Halevy says he thinks sanctions are having the intended effect of making the Iranians feel they need to come to the table to avoid a confrontation.
In a recent op-ed piece for The Washington Post, Republican presidential candidate Mitt Romney argued that Iran is on course to acquire a nuclear weapon under President Obama, but that would not happen if Romney were elected president. Halevy says this kind of message could have a very bad — if not disastrous — effect on the situation.
"If I were an Iranian and I was hearing these statements ... my immediate reaction would be — we must go full speed ahead in order to achieve military capability before the U.S. presidential elections," he says. "This is something that should not be repeated."
Halevy says the president is taking a very tough line. Obama is clear in his intentions to prevent Iran from obtaining a nuclear weapon, he says.
"Can more be done? Yes. Would I like more to be done? Yes," he says. "But I think the fact that the Iranians are beginning to blink must be something that must be pursued."
Bomb Or No Bomb
One of the key questions is what Iran intends to do with their uranium enrichment program, and this is where the United Nations and the U.S. seem to disagree. U.S. intelligence says Iran has not made a decision to build a nuclear weapon, but New York Times national security correspondent Mark Mazzetti says the U.N.'s nuclear watchdog, the International Atomic Energy Agency, believes something else.
"Their body language and some of their public statements seem to lean in the direction that they think Iran is certainly proceeding in the direction of building a bomb," Mazzetti tells Raz.

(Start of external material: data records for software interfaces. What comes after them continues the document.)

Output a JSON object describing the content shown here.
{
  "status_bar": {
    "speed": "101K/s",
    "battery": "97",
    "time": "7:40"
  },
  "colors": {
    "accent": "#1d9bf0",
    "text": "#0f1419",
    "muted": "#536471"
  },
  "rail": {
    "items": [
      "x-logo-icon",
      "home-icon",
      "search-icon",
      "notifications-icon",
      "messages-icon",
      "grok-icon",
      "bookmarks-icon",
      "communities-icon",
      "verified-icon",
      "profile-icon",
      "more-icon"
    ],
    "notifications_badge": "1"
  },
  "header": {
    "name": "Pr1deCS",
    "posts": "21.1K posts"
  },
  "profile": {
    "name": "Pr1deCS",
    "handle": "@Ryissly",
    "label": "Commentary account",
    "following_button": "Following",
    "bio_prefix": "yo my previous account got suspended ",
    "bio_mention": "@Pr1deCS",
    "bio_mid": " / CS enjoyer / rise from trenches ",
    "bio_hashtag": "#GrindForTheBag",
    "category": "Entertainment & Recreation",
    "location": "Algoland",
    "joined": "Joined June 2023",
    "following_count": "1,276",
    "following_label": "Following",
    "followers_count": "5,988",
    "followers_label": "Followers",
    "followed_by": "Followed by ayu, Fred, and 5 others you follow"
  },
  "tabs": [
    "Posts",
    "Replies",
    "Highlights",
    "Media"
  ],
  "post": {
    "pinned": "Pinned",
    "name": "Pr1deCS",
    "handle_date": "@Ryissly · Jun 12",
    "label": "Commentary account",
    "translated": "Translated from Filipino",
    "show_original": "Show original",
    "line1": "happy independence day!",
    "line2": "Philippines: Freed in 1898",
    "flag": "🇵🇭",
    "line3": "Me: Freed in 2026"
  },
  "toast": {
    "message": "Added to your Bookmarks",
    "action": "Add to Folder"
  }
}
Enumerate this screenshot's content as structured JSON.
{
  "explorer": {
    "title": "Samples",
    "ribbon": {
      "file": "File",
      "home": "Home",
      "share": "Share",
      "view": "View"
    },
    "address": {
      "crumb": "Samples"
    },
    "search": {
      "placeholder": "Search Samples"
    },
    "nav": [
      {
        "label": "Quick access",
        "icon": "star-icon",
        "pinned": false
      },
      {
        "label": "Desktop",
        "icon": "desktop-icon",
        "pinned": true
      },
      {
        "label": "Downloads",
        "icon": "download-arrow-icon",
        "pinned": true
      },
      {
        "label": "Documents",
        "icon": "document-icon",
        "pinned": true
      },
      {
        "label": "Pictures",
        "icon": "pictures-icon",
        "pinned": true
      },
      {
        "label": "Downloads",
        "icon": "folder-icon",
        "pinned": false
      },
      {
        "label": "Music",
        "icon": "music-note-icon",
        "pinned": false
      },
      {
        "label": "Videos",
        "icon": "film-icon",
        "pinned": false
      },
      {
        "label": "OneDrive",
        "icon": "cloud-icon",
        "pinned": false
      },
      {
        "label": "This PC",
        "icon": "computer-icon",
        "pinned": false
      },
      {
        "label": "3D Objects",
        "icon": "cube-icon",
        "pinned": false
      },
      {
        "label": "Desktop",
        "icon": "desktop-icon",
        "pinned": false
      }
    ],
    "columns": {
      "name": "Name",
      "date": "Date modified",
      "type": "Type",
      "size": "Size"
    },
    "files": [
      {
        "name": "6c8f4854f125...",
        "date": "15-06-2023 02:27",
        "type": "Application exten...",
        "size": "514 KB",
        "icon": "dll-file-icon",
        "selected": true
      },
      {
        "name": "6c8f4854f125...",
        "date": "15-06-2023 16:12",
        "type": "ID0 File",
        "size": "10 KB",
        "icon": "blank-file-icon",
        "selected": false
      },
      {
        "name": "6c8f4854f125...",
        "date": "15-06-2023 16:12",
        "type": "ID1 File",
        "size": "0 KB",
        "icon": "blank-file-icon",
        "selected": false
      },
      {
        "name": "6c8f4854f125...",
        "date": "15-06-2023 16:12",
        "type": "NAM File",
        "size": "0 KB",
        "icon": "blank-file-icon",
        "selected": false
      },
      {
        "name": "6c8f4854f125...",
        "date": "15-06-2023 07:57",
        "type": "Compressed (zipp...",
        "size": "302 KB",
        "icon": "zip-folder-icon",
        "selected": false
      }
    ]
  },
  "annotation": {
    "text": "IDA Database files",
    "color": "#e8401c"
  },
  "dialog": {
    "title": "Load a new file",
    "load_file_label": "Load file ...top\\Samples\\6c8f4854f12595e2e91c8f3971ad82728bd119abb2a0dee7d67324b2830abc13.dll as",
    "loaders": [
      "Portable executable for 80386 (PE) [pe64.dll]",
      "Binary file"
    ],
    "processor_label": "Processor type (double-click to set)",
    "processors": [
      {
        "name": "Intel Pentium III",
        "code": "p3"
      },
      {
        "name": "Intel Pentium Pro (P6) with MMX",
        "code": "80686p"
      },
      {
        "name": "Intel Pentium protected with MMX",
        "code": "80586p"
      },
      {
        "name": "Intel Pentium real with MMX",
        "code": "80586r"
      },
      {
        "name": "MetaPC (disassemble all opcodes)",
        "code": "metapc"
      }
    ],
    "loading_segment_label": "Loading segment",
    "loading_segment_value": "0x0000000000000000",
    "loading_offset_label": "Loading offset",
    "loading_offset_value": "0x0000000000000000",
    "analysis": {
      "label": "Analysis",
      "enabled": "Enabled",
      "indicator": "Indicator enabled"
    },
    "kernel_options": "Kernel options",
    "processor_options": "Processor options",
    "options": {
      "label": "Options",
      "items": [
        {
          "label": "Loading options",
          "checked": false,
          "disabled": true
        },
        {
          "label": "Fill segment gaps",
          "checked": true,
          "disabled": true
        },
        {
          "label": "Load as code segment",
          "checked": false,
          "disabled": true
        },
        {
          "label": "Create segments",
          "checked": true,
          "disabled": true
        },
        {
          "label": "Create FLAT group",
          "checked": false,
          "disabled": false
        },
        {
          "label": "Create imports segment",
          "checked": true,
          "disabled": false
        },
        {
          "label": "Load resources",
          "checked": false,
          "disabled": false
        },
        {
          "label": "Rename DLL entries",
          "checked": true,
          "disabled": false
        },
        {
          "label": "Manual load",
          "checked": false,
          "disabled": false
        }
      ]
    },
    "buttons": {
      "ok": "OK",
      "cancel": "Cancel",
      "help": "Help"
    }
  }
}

Though it appears everyone is working from the same set of facts and drawing slightly different conclusions, Mazzetti says, the certainty with which U.S. officials have stated that they do not believe Iran has decided to build a nuclear weapon hints at some inside knowledge.
Some critics have attributed the caution to not wanting a repeat of the failure in Iraq in 2003, Mazzetti says.

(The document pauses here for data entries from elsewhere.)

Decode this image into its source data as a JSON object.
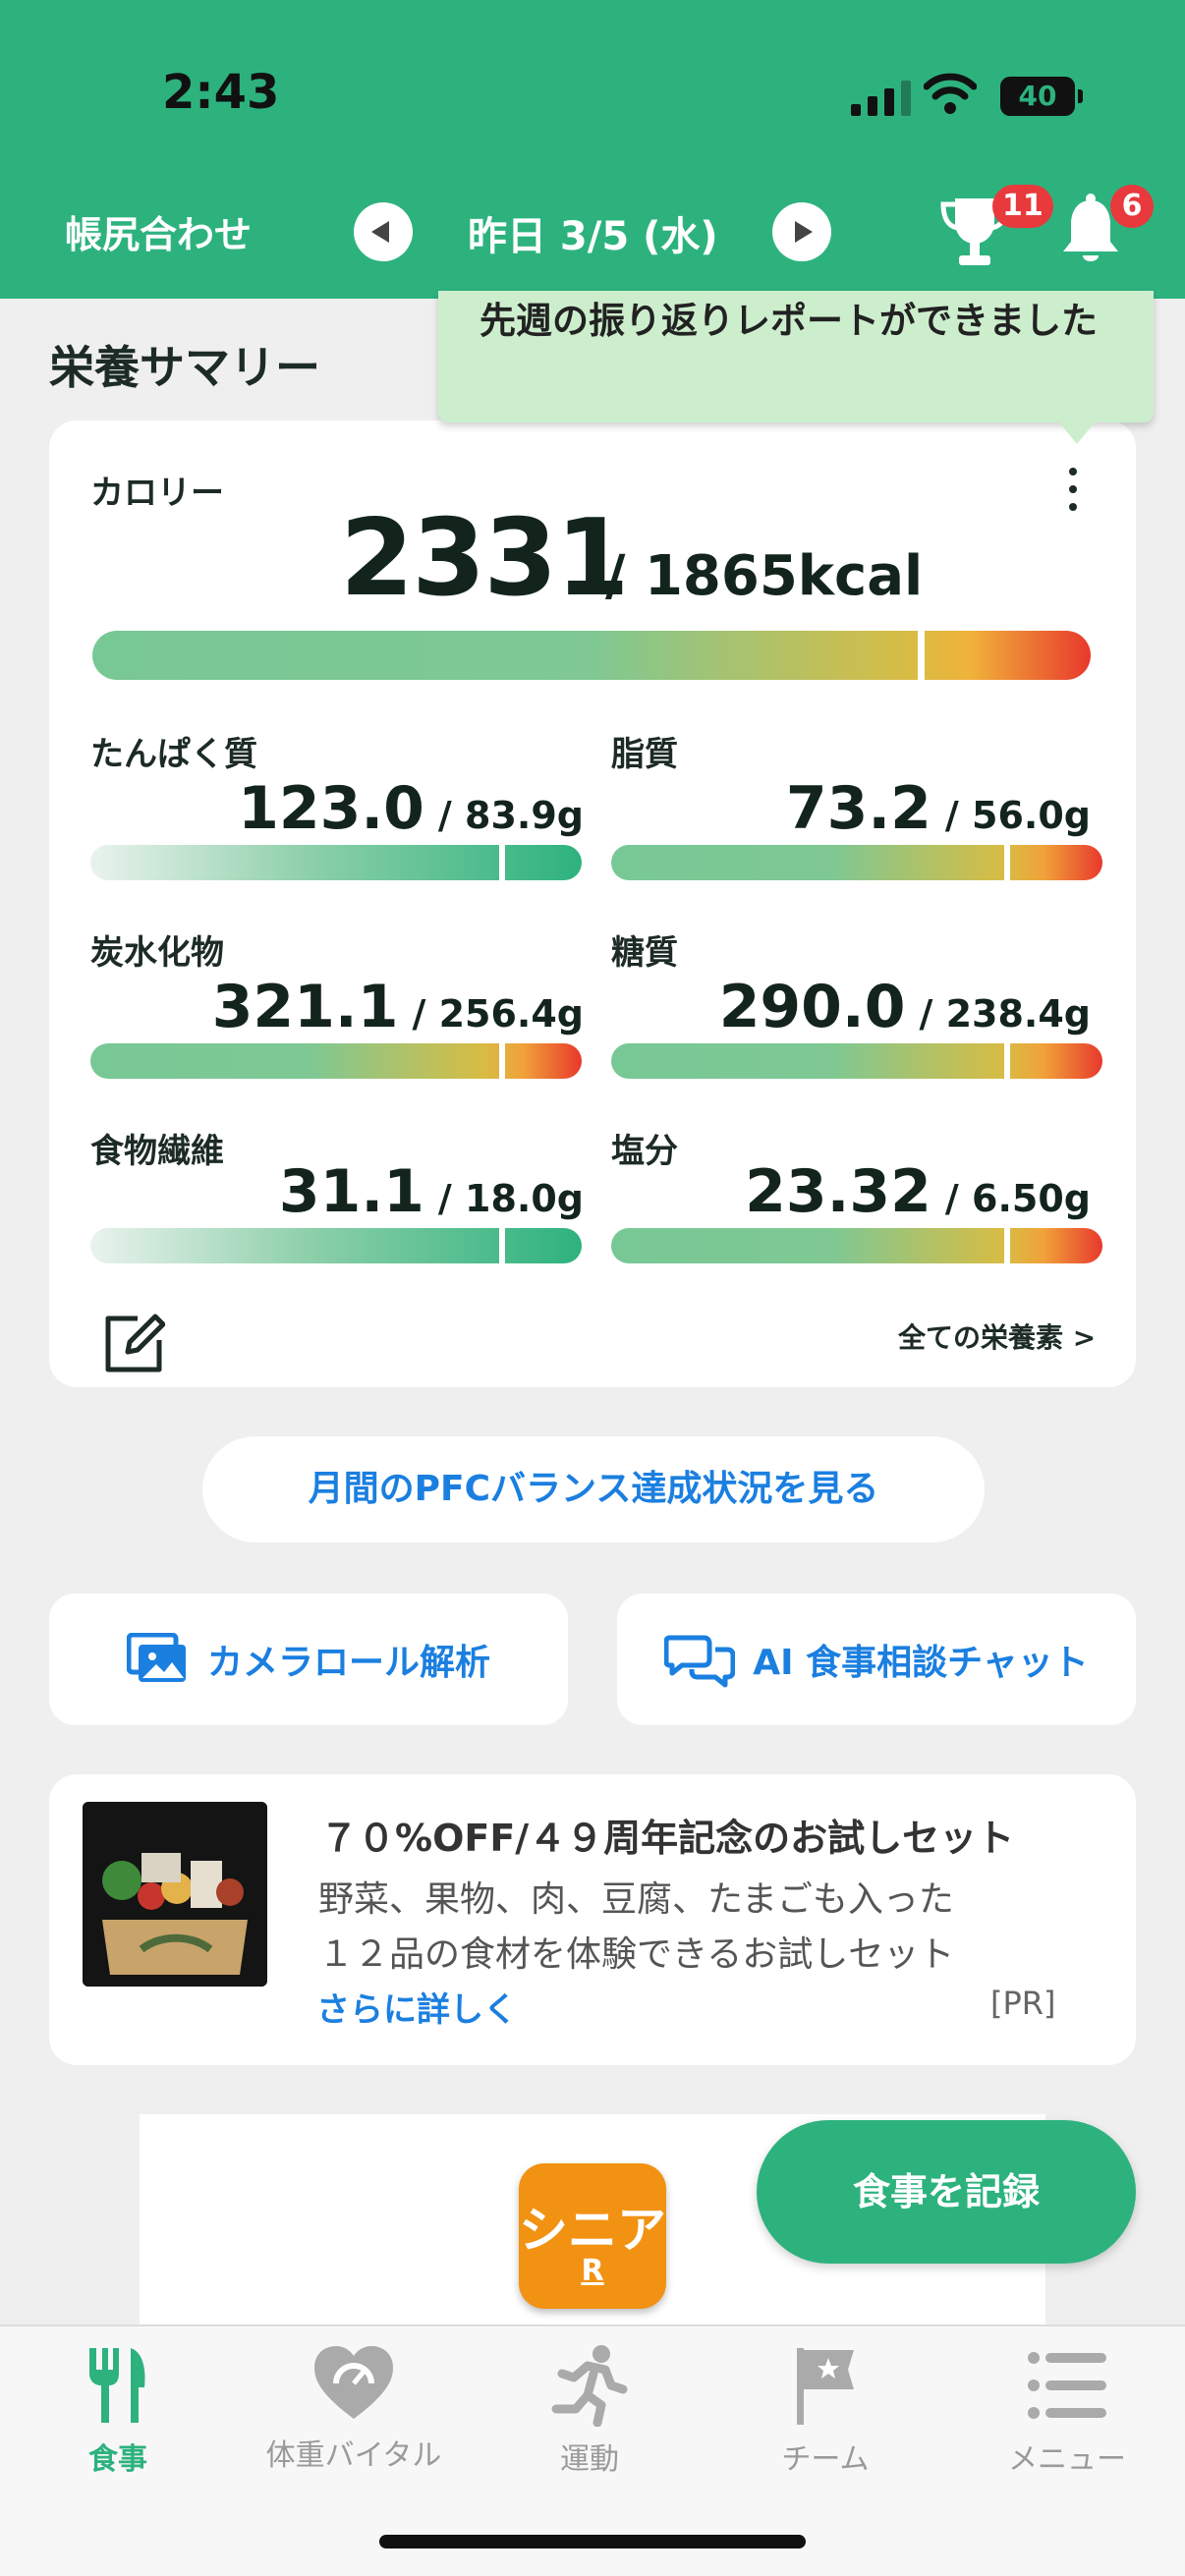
{
  "status_bar": {
    "time": "2:43",
    "battery": "40"
  },
  "header": {
    "left_label": "帳尻合わせ",
    "date": "昨日 3/5 (水)",
    "trophy_badge": "11",
    "bell_badge": "6",
    "bg_color": "#2db27e"
  },
  "tooltip": {
    "text": "先週の振り返りレポートができました"
  },
  "summary": {
    "title": "栄養サマリー",
    "calorie": {
      "label": "カロリー",
      "value": "2331",
      "target": "/ 1865kcal",
      "ratio": 1.25
    },
    "nutrients": [
      {
        "label": "たんぱく質",
        "value": "123.0",
        "target": "/ 83.9g",
        "ratio": 1.47,
        "status": "good"
      },
      {
        "label": "脂質",
        "value": "73.2",
        "target": "/ 56.0g",
        "ratio": 1.31,
        "status": "over"
      },
      {
        "label": "炭水化物",
        "value": "321.1",
        "target": "/ 256.4g",
        "ratio": 1.25,
        "status": "over"
      },
      {
        "label": "糖質",
        "value": "290.0",
        "target": "/ 238.4g",
        "ratio": 1.22,
        "status": "over"
      },
      {
        "label": "食物繊維",
        "value": "31.1",
        "target": "/ 18.0g",
        "ratio": 1.73,
        "status": "good"
      },
      {
        "label": "塩分",
        "value": "23.32",
        "target": "/ 6.50g",
        "ratio": 3.59,
        "status": "over"
      }
    ],
    "all_nutrients_link": "全ての栄養素 >"
  },
  "buttons": {
    "pfc": "月間のPFCバランス達成状況を見る",
    "camera": "カメラロール解析",
    "ai_chat": "AI 食事相談チャット"
  },
  "ad": {
    "title": "７０%OFF/４９周年記念のお試しセット",
    "line1": "野菜、果物、肉、豆腐、たまごも入った",
    "line2": "１２品の食材を体験できるお試しセット",
    "more": "さらに詳しく",
    "pr": "[PR]"
  },
  "senior_app": {
    "line1": "シニア",
    "line2": "R"
  },
  "fab": {
    "label": "食事を記録"
  },
  "tabs": [
    {
      "label": "食事",
      "active": true
    },
    {
      "label": "体重バイタル",
      "active": false
    },
    {
      "label": "運動",
      "active": false
    },
    {
      "label": "チーム",
      "active": false
    },
    {
      "label": "メニュー",
      "active": false
    }
  ],
  "colors": {
    "accent": "#2db27e",
    "link": "#1b7fe0",
    "over": "#e8392c",
    "badge": "#e8393c"
  }
}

The Media's Message
The media plays a big role in making a war with Iran seem inevitable. Stephen Walt, a professor of international affairs at Harvard's Kennedy School of Government, says the media coverage in general has been simplistic and in some ways rather disappointing.

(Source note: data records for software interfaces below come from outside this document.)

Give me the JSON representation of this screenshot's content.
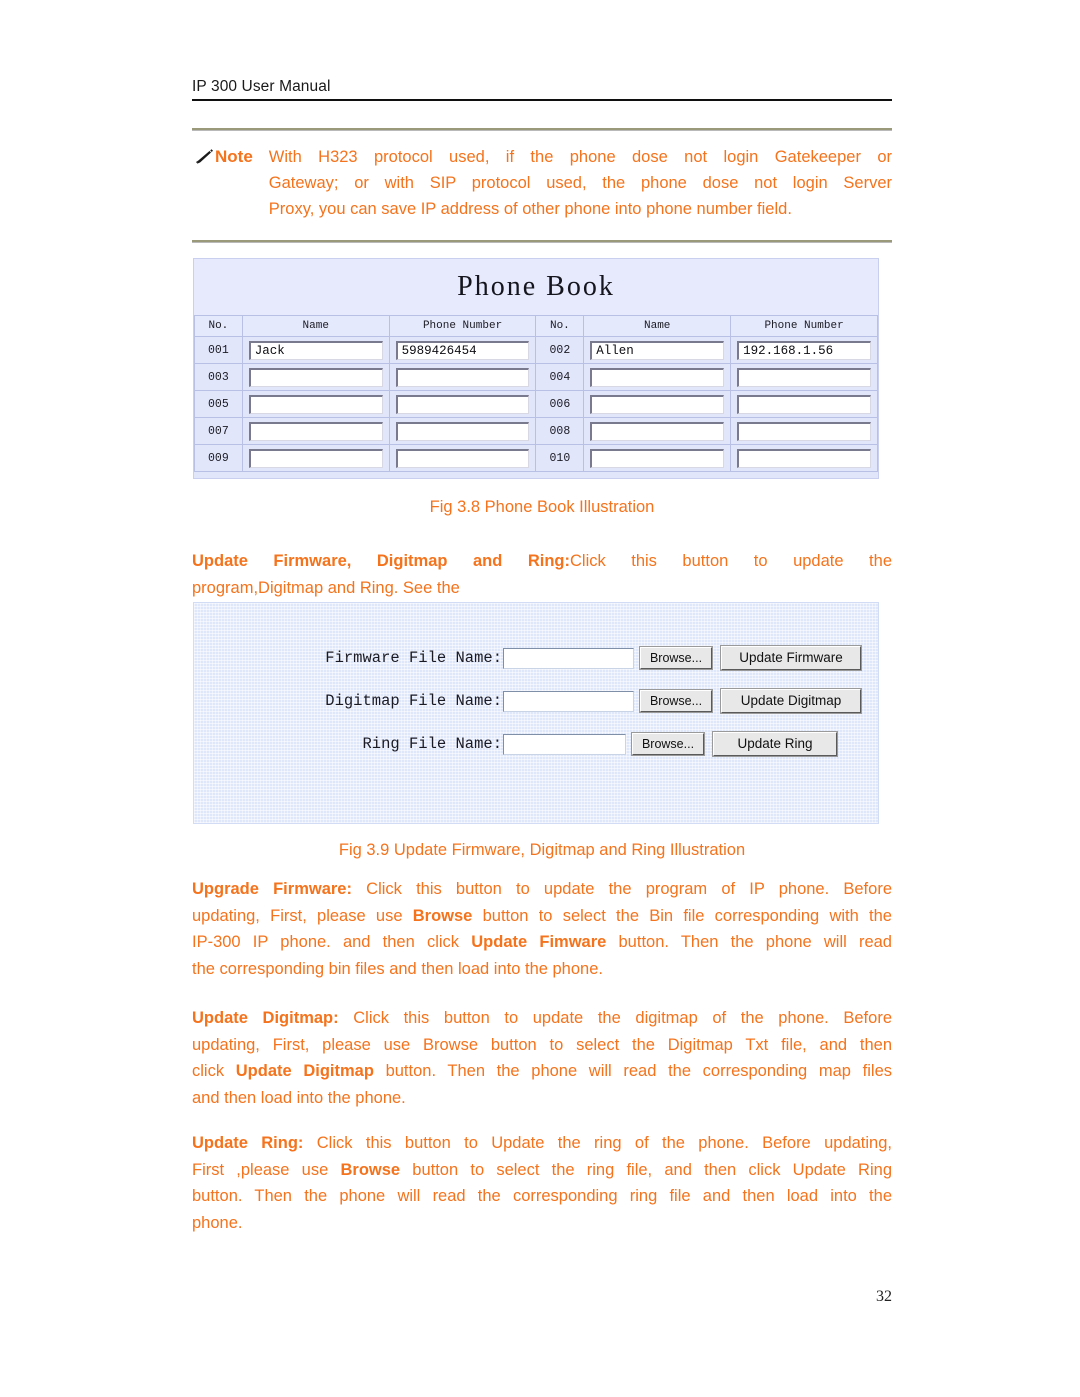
{
  "header": {
    "running_title": "IP 300 User Manual"
  },
  "note": {
    "icon": "pencil-icon",
    "label": "Note",
    "line1": "With H323 protocol used, if the phone dose not login Gatekeeper or",
    "line2": "Gateway; or with SIP protocol used, the phone dose not login Server",
    "line3": "Proxy, you can save IP address of other phone into phone number field.",
    "color": "#f4731c"
  },
  "phone_book": {
    "title": "Phone Book",
    "columns": [
      "No.",
      "Name",
      "Phone Number",
      "No.",
      "Name",
      "Phone Number"
    ],
    "rows": [
      {
        "no_left": "001",
        "name_left": "Jack",
        "phone_left": "5989426454",
        "no_right": "002",
        "name_right": "Allen",
        "phone_right": "192.168.1.56"
      },
      {
        "no_left": "003",
        "name_left": "",
        "phone_left": "",
        "no_right": "004",
        "name_right": "",
        "phone_right": ""
      },
      {
        "no_left": "005",
        "name_left": "",
        "phone_left": "",
        "no_right": "006",
        "name_right": "",
        "phone_right": ""
      },
      {
        "no_left": "007",
        "name_left": "",
        "phone_left": "",
        "no_right": "008",
        "name_right": "",
        "phone_right": ""
      },
      {
        "no_left": "009",
        "name_left": "",
        "phone_left": "",
        "no_right": "010",
        "name_right": "",
        "phone_right": ""
      }
    ],
    "background": "#e2e6fb"
  },
  "caption_38": "Fig 3.8 Phone Book Illustration",
  "caption_39": "Fig 3.9 Update Firmware, Digitmap and Ring Illustration",
  "intro_para": {
    "bold_lead": "Update Firmware, Digitmap and Ring:",
    "line1_rest": "Click this button to update the",
    "line2": "program,Digitmap and Ring. See the"
  },
  "firmware_panel": {
    "rows": [
      {
        "label": "Firmware File Name:",
        "value": "",
        "browse_label": "Browse...",
        "action_label": "Update Firmware"
      },
      {
        "label": "Digitmap File Name:",
        "value": "",
        "browse_label": "Browse...",
        "action_label": "Update Digitmap"
      },
      {
        "label": "Ring File Name:",
        "value": "",
        "browse_label": "Browse...",
        "action_label": "Update Ring"
      }
    ]
  },
  "para_upgrade_firmware": {
    "b1": "Upgrade Firmware:",
    "t1": " Click this button to update the program of IP phone. Before",
    "t2a": "updating, First, please use ",
    "b2": "Browse",
    "t2b": " button to select the Bin file corresponding with the",
    "t3a": "IP-300 IP phone. and then click ",
    "b3": "Update Fimware",
    "t3b": " button. Then the phone will read",
    "t4": "the corresponding bin files and then load into the phone."
  },
  "para_update_digitmap": {
    "b1": "Update Digitmap:",
    "t1": " Click this button to update the digitmap of the phone. Before",
    "t2": "updating, First, please use Browse button to select the Digitmap Txt file, and then",
    "t3a": "click ",
    "b3": "Update Digitmap",
    "t3b": " button. Then the phone will read the corresponding map files",
    "t4": "and then load into the phone."
  },
  "para_update_ring": {
    "b1": "Update Ring:",
    "t1": " Click this button to Update the ring of the phone. Before updating,",
    "t2a": "First ,please use ",
    "b2": "Browse",
    "t2b": " button to select the ring file, and then click Update Ring",
    "t3": "button. Then the phone will read the corresponding ring file and then load into the",
    "t4": "phone."
  },
  "page_number": "32"
}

"Given that we're talking about issues of war and peace here where you would want the media to take enormous efforts to be tough, skeptical, probing and accurate," Walt says. "Instead they have contributed to a certain war frenzy that in some ways came out of nowhere."
Walt doesn't dispute the existence of the tension with Iran and the possibility of a conflict. But he does say the media has a responsibility to probe the motives behind some of the discussions about Iran and look more carefully at the claims being made.
Though it is still unknown whether the Iranians plan to develop a nuclear weapon, Walt says the question that should be considered is just how significant it would be if they did.
"People who are opposing military action now would argue that even if Iran did get a nuclear weapon, it is not a very militarily powerful state," he says. "Israel has a sizeable nuclear arsenal and could retaliate if it were attacked."
Walt doesn't believe the drumbeat of war with Iran in the media will lead to any sort of "self-fulfilling prophecy" and says that ultimately the decision for war is a conscious choice.
"We are talking about a preventive war, an unprovoked war," he says. "That's not a decision you get driven to by articles and op-eds. Ultimately, leaders in question have to make that choice and that means they always have the option of deciding to pursue a different course."